There is one certainty if you visit the Canary Islands and that is that you will see a cat within minutes of your arrival at your resort. Cats are opportunistic animals and take advantage of the climate which allows them to season and produce a litter 3 times a year, the generosity of tourists and the abundance of leftover food, not to mention volcanic soil that closely resembles cat litter. A single female, producing 2 females in each litter 3 times a year can give rise to a population of 22000 cats in 5 years.
The problem is compounded by visiting workers (often from the UK) who "rescue" kittens and take them home but do not neuter them, creating a stray cat problem in a complex where there wasn't one before. The still common means of control is extermination by poisoning and drowning but this is mostly ineffective because the death of the cats creates a vacuum allowing new animals from the periphery to move in to the complex. However a neutering programme, where animals die off slowly, retains a slowly decreasing population that keeps newcomers at bay.
If you are confronted by strays in your hotel or complex there are two important things. Firstly don't feed them in the apartments or restaurants or any other busy area. This will encourage them to become a nuisance to subsequent guests, resulting in complaints (and ruined holidays for those with allergies). Feed them (only if they are noticeably underweight) only at the designated feeding station or as far away from the main thoroughfare as possible. Unfortunately the excessive feeding of cats by tourists, beyond what they actually need, gives rise to larger litter sizes and more and more unwanted kittens.

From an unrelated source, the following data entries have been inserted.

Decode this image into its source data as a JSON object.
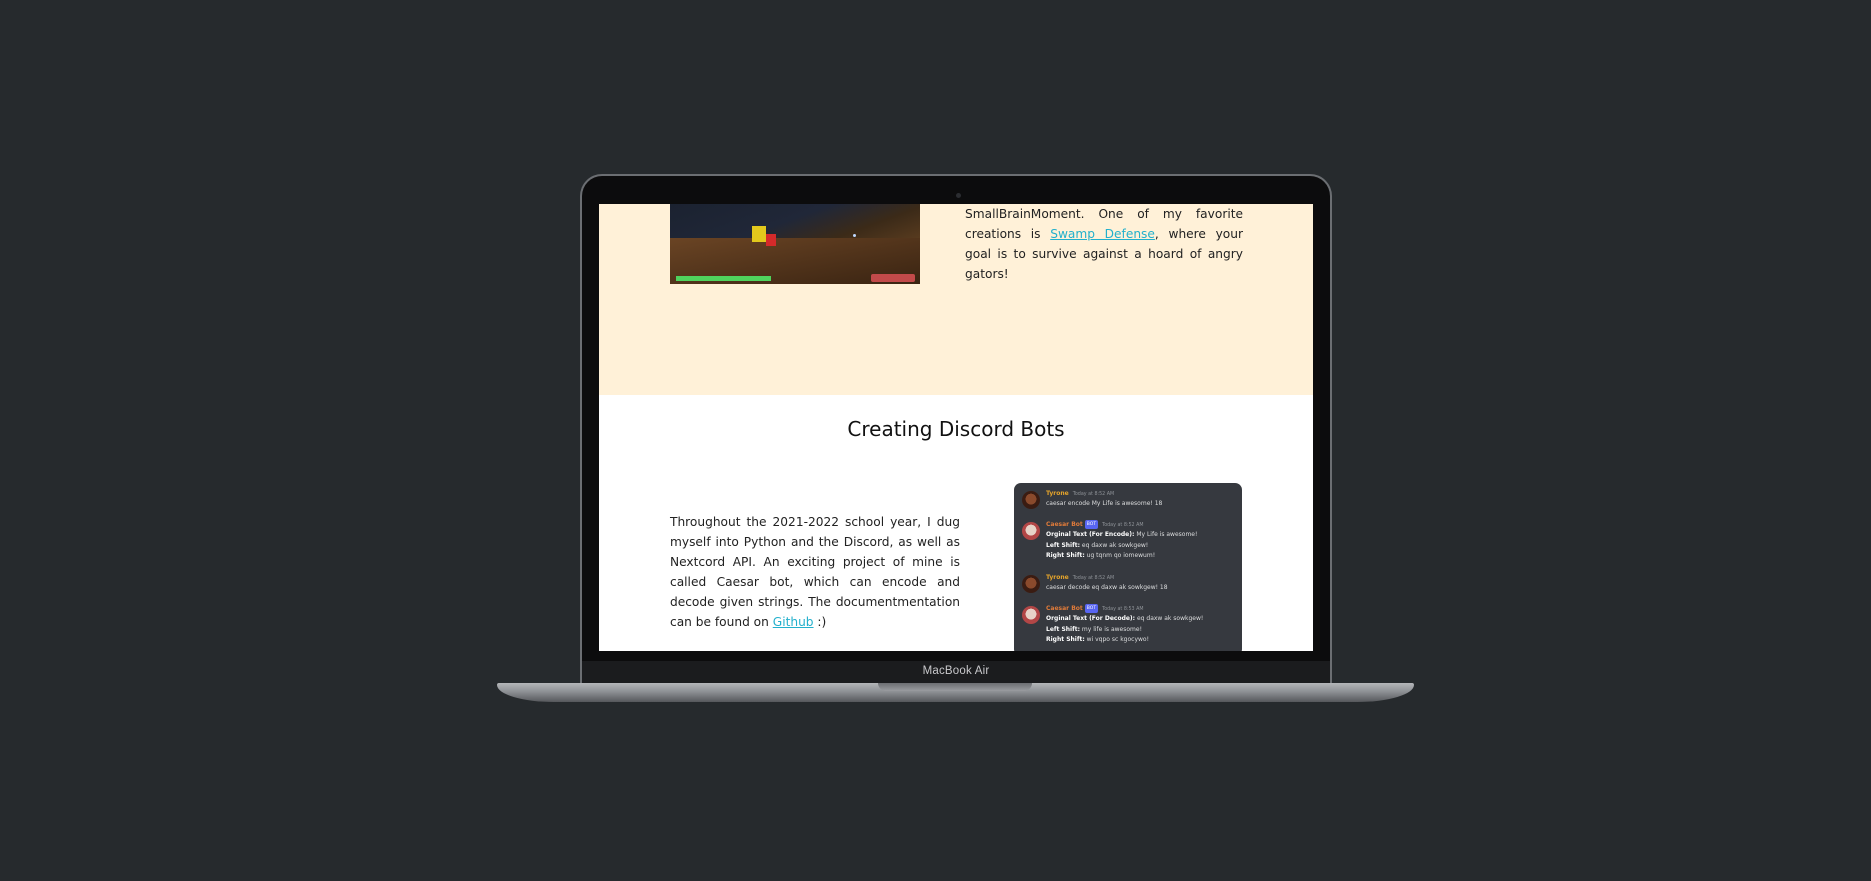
{
  "device": {
    "label": "MacBook Air"
  },
  "games_section": {
    "text_before": "SmallBrainMoment. One of my favorite creations is ",
    "link": "Swamp Defense",
    "text_after": ", where your goal is to survive against a hoard of angry gators!"
  },
  "bots_section": {
    "title": "Creating Discord Bots",
    "text_before": "Throughout the 2021-2022 school year, I dug myself into Python and the Discord, as well as Nextcord API. An exciting project of mine is called Caesar bot, which can encode and decode given strings. The documentmentation can be found on ",
    "link": "Github",
    "text_after": " :)"
  },
  "discord_chat": {
    "messages": [
      {
        "author": "Tyrone",
        "timestamp": "Today at 8:52 AM",
        "lines": [
          {
            "label": "",
            "text": "caesar encode My Life is awesome! 18"
          }
        ]
      },
      {
        "author": "Caesar Bot",
        "bot_tag": "BOT",
        "timestamp": "Today at 8:52 AM",
        "lines": [
          {
            "label": "Orginal Text (For Encode):",
            "text": " My Life is awesome!"
          },
          {
            "label": "Left Shift:",
            "text": " eq daxw ak sowkgew!"
          },
          {
            "label": "Right Shift:",
            "text": " ug tqnm qo iomewum!"
          }
        ]
      },
      {
        "author": "Tyrone",
        "timestamp": "Today at 8:52 AM",
        "lines": [
          {
            "label": "",
            "text": "caesar decode eq daxw ak sowkgew! 18"
          }
        ]
      },
      {
        "author": "Caesar Bot",
        "bot_tag": "BOT",
        "timestamp": "Today at 8:53 AM",
        "lines": [
          {
            "label": "Orginal Text (For Decode):",
            "text": " eq daxw ak sowkgew!"
          },
          {
            "label": "Left Shift:",
            "text": " my life is awesome!"
          },
          {
            "label": "Right Shift:",
            "text": " wi vqpo sc kgocywo!"
          }
        ]
      }
    ]
  },
  "colors": {
    "background": "#262a2d",
    "games_section_bg": "#fff1d8",
    "link": "#22b0cc",
    "discord_bg": "#36393f"
  }
}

Don't approach the management with your concerns, even if you are worried about their welfare, because this may be viewed as a complaint and result in the implementation of an extermination programme; but channel your report to a local animal protection group. Alternatively on your return contact Animal Samaritans Abroad which is the coordinating group of the only three UK charities that work in the Canary Islands and ask them to pass on the information to a relevant local group. The group will then make an approach to the hotel about neutering programmes and advice on feeding points and the disposal of rubbish in cat proof facilities.

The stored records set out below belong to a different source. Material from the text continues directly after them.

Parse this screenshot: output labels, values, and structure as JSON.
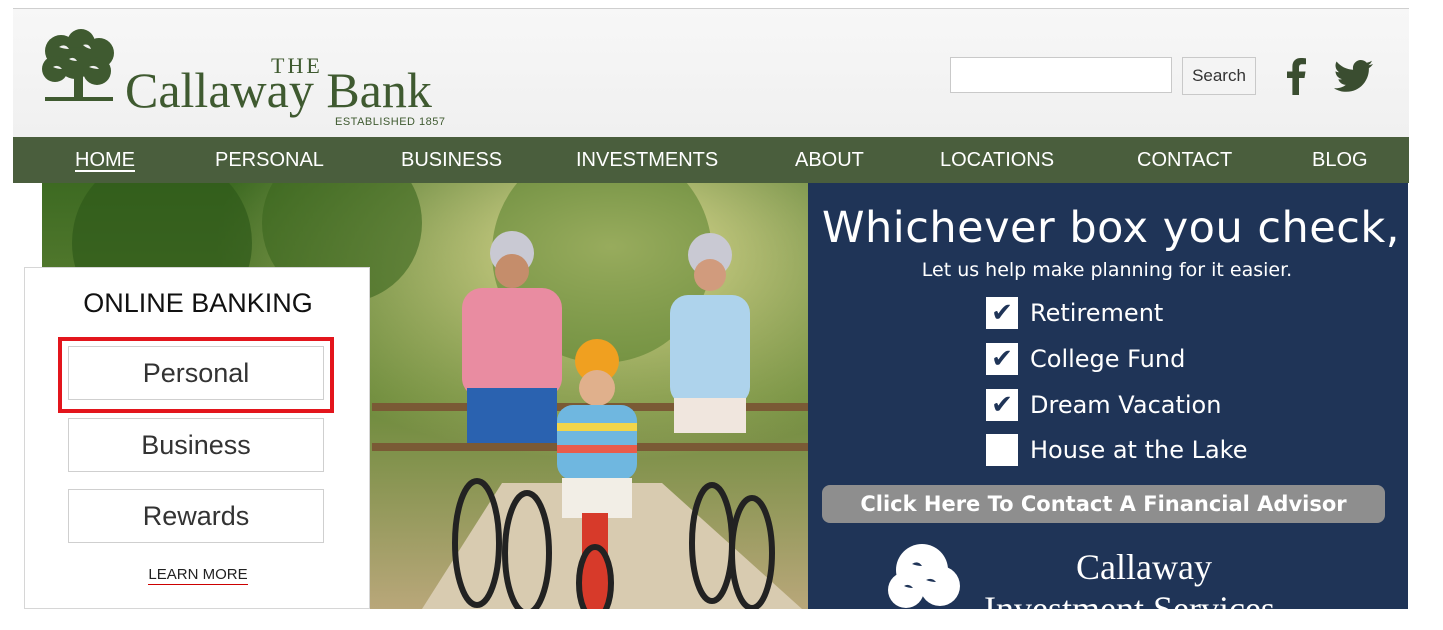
{
  "header": {
    "logo": {
      "the": "THE",
      "name": "Callaway Bank",
      "established": "ESTABLISHED 1857"
    },
    "search": {
      "value": "",
      "placeholder": "",
      "button_label": "Search"
    },
    "social": {
      "facebook_icon": "facebook-icon",
      "twitter_icon": "twitter-icon"
    }
  },
  "nav": {
    "items": [
      {
        "label": "HOME",
        "active": true
      },
      {
        "label": "PERSONAL"
      },
      {
        "label": "BUSINESS"
      },
      {
        "label": "INVESTMENTS"
      },
      {
        "label": "ABOUT"
      },
      {
        "label": "LOCATIONS"
      },
      {
        "label": "CONTACT"
      },
      {
        "label": "BLOG"
      }
    ]
  },
  "online_banking": {
    "title": "ONLINE BANKING",
    "buttons": [
      "Personal",
      "Business",
      "Rewards"
    ],
    "learn_more": "LEARN MORE"
  },
  "hero": {
    "headline": "Whichever box you check,",
    "subhead": "Let us help make planning for it easier.",
    "checklist": [
      {
        "label": "Retirement",
        "checked": true
      },
      {
        "label": "College Fund",
        "checked": true
      },
      {
        "label": "Dream Vacation",
        "checked": true
      },
      {
        "label": "House at the Lake",
        "checked": false
      }
    ],
    "check_mark": "✔",
    "cta": "Click Here To Contact A Financial Advisor",
    "investment_logo": {
      "line1": "Callaway",
      "line2": "Investment Services"
    }
  },
  "colors": {
    "brand_green": "#4a5e3d",
    "logo_green": "#3f5a30",
    "panel_navy": "#1f3457",
    "highlight_red": "#e3151c",
    "cta_gray": "#8e8e8e"
  }
}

If you do find new-born kittens in your hotel please leave them alone, do not move them or rescue them. There is very little prospect for rehoming animals in the Islands and they are best left alone while you make a report to a local group. But don't be surprised if the local group cannot help because they are already inundated. Remember that the cost of buying food for a cat for your two week holiday could pay for a cat to be neutered and treated for fleas and worms if donated to an appropriate charity.
For Gran Canaria if an area concerns you as to whether or not cats are being fed (or neutered) then call "Tara" and let them know. If you want to buy cats food ask Tara how you can make a donation. Tara have designated feeders and monitor cats to ensure they are fed appropraitely and neutered when possible.
The contact numbers for Animal Samaritans Abroad for information about cats in the Islands, to report a cat colony, for details of local Canarian charities or to make a donation is as follows:
Gran Canaria :- "Tara Animal Respect Association"
+34 928 062 891 MON-FRI 10:00 - 16:00 & SAT 10:00-14:00
+34 634 328 2001 / +34 646 399 077
Tenerife: Friends of the Ferals - Valerie Sinclair 01297 22838
Fuerteventura: Twinkle Trust - Jenny Billimore 020 8688 9870
Lanzarote: Kismet Account - Ian MacFarlaine 07734-104125